There is an art and a science to grooming the backlog. It’s an art because you know a properly groomed story when you see it. It’s a science because there is a methodical process to follow to help us achieve the grooming.
A groomed story leaves no question of what needs to be done to deliver the story, fix the bug, or complete the task. Through establishing a grooming culture, having periodic meetings, and having the product owner think through stories with acceptance criteria in mind, we can set ourselves up for success.
Culture: Always Be Grooming
Those 15 minutes before the next call or waiting on your buddies to finish so you can head to lunch, why not review some stories and see if you can add any clarity.
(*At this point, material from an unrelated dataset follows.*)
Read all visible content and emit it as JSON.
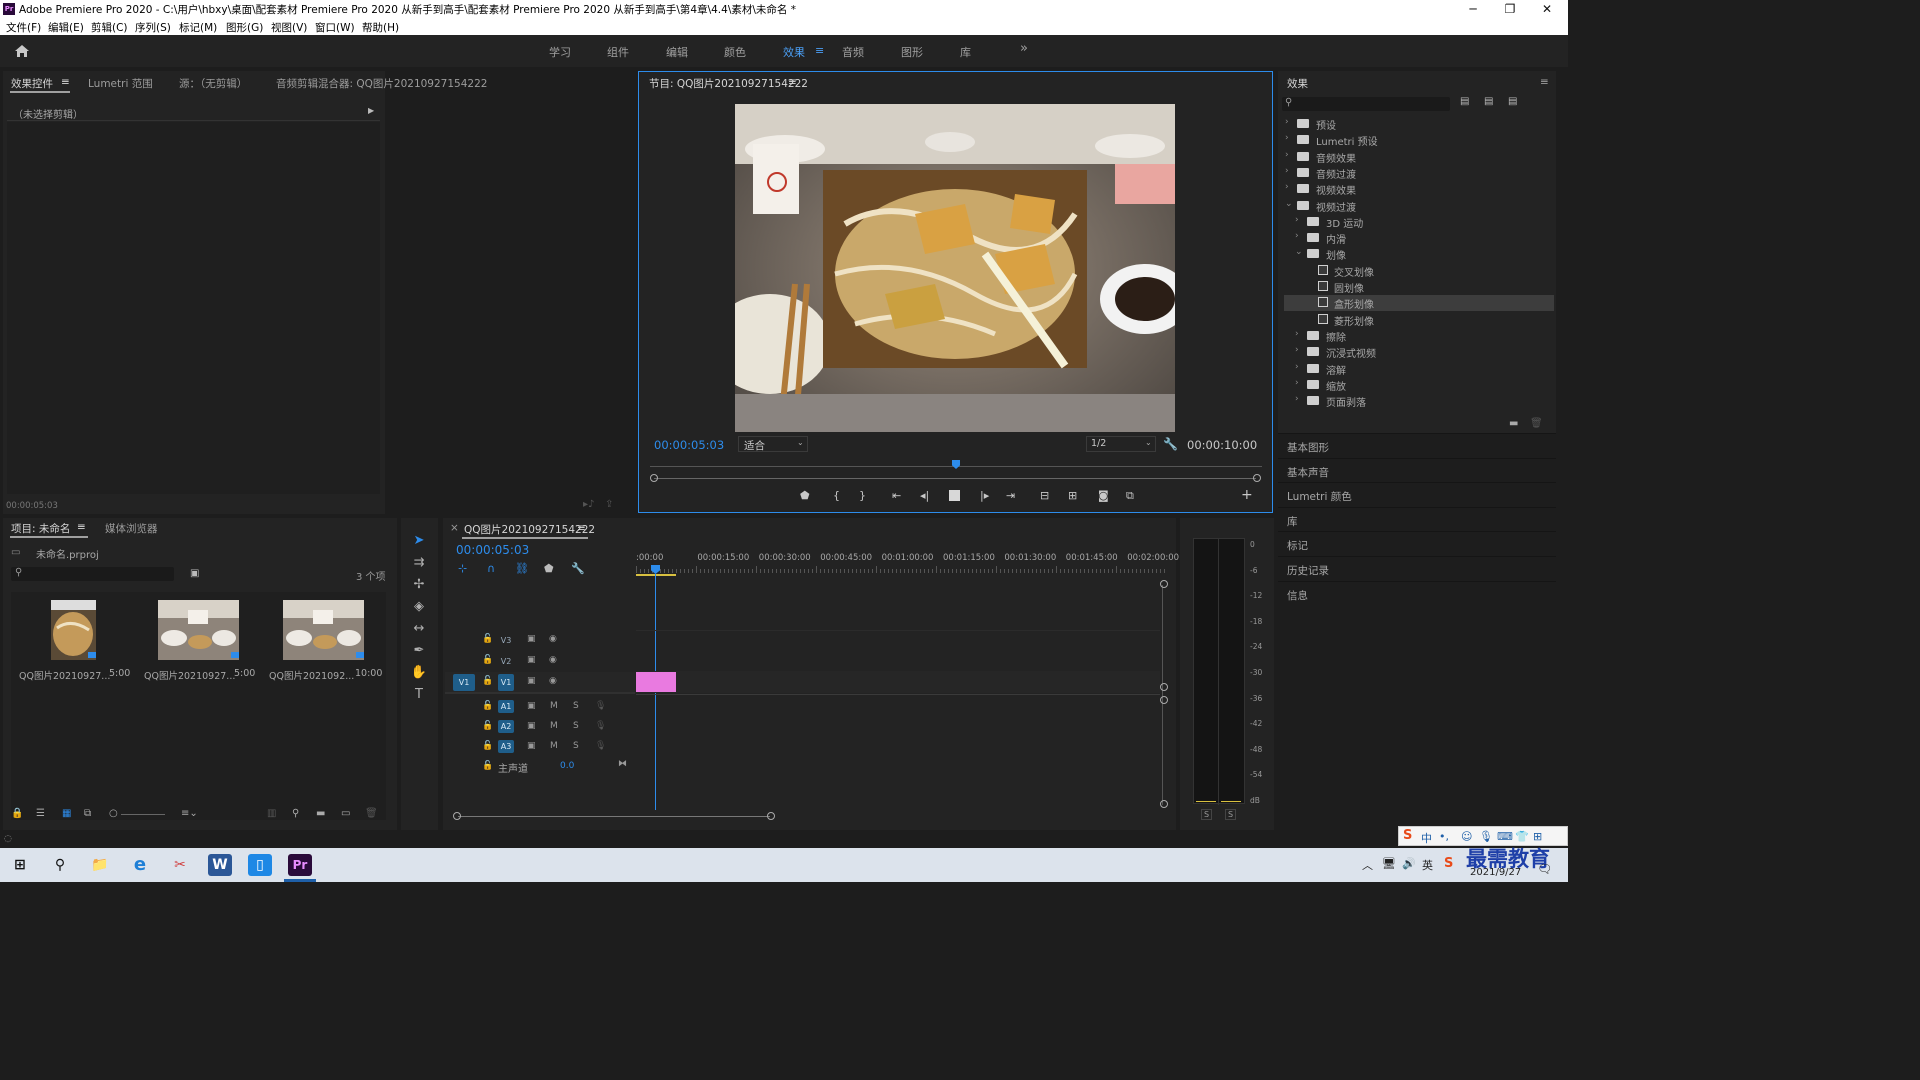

It’s important to have the mindset that you should always be grooming.
Often it just takes a few minutes to note down the details for how a story should be implemented. Even if it is wrong, it’s better than being blank. We’ll mark things as Ready for Dev in our team grooming meetings. Anything that is wrong will be corrected and will often serve as a prompt for getting to the right thing faster.
The weekly grooming meeting is where we take a roughed out item and polish it into a gem. Depending on the size of the project you might have 2-3 of these meetings per week for the first several weeks of the project. Ideally these should not go on for more than 2 hours. Even better is to cap at an hour as attention spans rapidly diminish and if your team is slogging through it you won’t be getting their best.
The goal of this meeting is to talk through as many items in the backlog as possible and convert them from Planning to Ready for Dev. This can only be done if the team is agreeable that the issue has enough information to know what needs to be done.
In order to not get bogged down on a single issue that requires too much discussion, a general rule can be followed that argues for creating a Spike to do the discovery needed for an issue if it’s taking to much time (5 minutes cap, for example).
The results of any quick discussion is documented on the issue and it’s moved to Ready for Dev or the issue is skipped over and a Spike is created. It may be tempting for a team member to announce they’ll just figure out it and be ready for next meeting with the details, but that is work that would be done that isn’t tracked and is technically a Spike that is breaking the current sprint.
If a story seem to be too big, perhaps it is describing two or three related features, go ahead and break them down as part of this grooming meeting.
Lastly, a good practice is having the Product Owner on these calls to help answer questions the development team will have about different stories and bugs. In addition, the ScrumMaster and/or development team should be in the habit of eliciting acceptance criteria from the Product Owner for the stories before marking them as Ready for Dev.
A key grooming process component is capturing the criteria needed for the Product Owner to accept the story after development has completed.
The criteria that the team elicits from the Product Owner are the attributes, conditions, expectations that the Product Owner has that may or may not be explicit in his or her mind but will be used in evaluating the completeness of the feature before the work is accepted.
It is far better, to suss out this criteria by getting the Product Owner to think through “What will I need to see to be able to accept this story once development is complete?” and itemize them as part of the story description. You never can go wrong by having well defined acceptance criteria and it will often cut down on back and forth after a developer pushes their work for review by the product owner.
Example for the story As a user, I want to reset my password.:
- the email the user receives should have the content attached (see attachment)
- user should be redirected to login after new password is set
- the link in the password reset email should expire after 3 days]
Read more detail on the acceptance criteria concept in our blog post How We Use Trello: Acceptance Criteria.
The polishing and refinement of backlog items not only makes development more efficient but it develops a certain level of osmosis between the Product Owner and the development team.
For the development team, they will begin being able to have a sense of what the Product Owner wants that isn’t explicitly stated. For the Product Owner, he or she will gain a very healthy appreciation for the complexities involved in building software. When the team is functioning as a unit like this they will achieve greater efficiencies in working together.
Next week, we will dive into another type of meeting that can only occur once backlog items are groomed and that is the pointing meeting. This is where we play some games, assign points, and make ready story items for development.